(EXERCISE)
Return the lines below exactly, starting with the line that contains "Decode this image" and stopping after the last line.

[[ RECORDS FOR THIS EXERCISE open ]]

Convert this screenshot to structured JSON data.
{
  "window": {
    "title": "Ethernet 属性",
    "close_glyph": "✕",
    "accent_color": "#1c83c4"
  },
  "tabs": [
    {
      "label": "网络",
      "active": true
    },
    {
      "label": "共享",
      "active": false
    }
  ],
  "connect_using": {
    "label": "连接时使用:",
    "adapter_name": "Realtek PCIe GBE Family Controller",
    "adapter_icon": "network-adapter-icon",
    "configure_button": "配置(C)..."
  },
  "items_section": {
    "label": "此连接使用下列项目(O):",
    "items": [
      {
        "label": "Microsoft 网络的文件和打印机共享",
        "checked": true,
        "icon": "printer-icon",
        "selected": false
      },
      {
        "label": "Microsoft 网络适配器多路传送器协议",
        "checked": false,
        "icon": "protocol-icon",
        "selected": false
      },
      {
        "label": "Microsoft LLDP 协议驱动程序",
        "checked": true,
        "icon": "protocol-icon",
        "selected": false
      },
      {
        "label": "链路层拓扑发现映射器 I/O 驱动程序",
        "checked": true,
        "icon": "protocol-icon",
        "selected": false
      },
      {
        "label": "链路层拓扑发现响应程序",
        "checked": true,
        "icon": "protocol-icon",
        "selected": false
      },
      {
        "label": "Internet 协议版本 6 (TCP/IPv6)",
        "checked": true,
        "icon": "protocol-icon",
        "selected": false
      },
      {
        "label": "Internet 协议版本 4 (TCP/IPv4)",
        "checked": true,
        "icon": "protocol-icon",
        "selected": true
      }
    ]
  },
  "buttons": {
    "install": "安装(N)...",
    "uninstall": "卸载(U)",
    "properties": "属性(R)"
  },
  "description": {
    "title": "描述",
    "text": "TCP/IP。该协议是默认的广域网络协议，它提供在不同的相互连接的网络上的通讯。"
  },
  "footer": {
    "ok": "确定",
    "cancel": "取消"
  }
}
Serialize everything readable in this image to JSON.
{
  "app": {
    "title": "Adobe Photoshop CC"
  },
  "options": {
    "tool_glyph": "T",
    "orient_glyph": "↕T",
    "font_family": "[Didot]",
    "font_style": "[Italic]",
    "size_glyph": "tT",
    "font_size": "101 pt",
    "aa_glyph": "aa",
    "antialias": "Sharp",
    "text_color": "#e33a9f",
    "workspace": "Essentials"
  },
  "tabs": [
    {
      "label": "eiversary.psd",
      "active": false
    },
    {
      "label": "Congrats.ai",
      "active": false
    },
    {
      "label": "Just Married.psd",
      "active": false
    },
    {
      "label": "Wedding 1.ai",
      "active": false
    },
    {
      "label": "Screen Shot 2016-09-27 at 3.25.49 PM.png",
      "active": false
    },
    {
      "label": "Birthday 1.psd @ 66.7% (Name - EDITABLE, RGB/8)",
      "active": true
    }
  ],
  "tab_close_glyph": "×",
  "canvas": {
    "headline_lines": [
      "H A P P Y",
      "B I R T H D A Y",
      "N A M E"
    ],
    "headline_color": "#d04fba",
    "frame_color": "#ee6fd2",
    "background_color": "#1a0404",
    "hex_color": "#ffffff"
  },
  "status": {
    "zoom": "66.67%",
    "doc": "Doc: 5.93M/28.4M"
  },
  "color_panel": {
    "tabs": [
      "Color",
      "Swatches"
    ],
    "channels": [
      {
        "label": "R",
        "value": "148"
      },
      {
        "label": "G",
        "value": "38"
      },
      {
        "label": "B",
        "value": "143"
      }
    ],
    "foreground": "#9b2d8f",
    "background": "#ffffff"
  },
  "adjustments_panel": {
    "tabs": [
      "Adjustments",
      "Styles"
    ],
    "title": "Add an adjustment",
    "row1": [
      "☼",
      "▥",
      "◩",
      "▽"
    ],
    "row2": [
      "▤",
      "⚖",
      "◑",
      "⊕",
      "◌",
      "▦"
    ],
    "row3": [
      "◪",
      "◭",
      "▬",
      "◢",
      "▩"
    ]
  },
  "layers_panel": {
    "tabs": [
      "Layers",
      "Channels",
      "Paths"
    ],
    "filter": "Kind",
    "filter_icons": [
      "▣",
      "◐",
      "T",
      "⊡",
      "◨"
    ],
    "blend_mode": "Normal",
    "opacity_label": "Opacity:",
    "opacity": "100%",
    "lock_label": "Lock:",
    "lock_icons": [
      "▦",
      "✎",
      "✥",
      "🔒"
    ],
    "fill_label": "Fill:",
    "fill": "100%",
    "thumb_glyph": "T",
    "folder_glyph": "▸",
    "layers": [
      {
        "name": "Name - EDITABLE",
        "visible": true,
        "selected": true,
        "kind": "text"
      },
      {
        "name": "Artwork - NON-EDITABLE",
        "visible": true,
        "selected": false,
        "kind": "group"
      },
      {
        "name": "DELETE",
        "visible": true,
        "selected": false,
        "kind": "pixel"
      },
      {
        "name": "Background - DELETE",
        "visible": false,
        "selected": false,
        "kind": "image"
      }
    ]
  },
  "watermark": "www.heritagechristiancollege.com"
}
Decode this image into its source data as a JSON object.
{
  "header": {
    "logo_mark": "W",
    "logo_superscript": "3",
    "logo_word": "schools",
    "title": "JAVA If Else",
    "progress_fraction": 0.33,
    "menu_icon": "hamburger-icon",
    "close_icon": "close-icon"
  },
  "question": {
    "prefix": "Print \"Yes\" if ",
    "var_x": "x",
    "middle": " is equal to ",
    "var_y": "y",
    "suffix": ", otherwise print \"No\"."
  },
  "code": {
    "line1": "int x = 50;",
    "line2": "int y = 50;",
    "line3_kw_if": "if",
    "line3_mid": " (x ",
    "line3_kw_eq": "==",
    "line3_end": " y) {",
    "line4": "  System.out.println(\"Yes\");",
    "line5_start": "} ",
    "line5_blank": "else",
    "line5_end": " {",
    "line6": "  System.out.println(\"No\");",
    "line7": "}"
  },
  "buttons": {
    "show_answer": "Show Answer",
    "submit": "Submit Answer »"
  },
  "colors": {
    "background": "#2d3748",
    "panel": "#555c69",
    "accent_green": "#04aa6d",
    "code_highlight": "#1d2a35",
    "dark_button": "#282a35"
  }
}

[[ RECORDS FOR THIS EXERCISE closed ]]

(REPLY)
Decode this image into its source data as a JSON object.
{
  "header": {
    "logo_mark": "W",
    "logo_superscript": "3",
    "logo_word": "schools",
    "title": "JAVA If Else",
    "progress_fraction": 0.33,
    "menu_icon": "hamburger-icon",
    "close_icon": "close-icon"
  },
  "question": {
    "prefix": "Print \"Yes\" if ",
    "var_x": "x",
    "middle": " is equal to ",
    "var_y": "y",
    "suffix": ", otherwise print \"No\"."
  },
  "code": {
    "line1": "int x = 50;",
    "line2": "int y = 50;",
    "line3_kw_if": "if",
    "line3_mid": " (x ",
    "line3_kw_eq": "==",
    "line3_end": " y) {",
    "line4": "  System.out.println(\"Yes\");",
    "line5_start": "} ",
    "line5_blank": "else",
    "line5_end": " {",
    "line6": "  System.out.println(\"No\");",
    "line7": "}"
  },
  "buttons": {
    "show_answer": "Show Answer",
    "submit": "Submit Answer »"
  },
  "colors": {
    "background": "#2d3748",
    "panel": "#555c69",
    "accent_green": "#04aa6d",
    "code_highlight": "#1d2a35",
    "dark_button": "#282a35"
  }
}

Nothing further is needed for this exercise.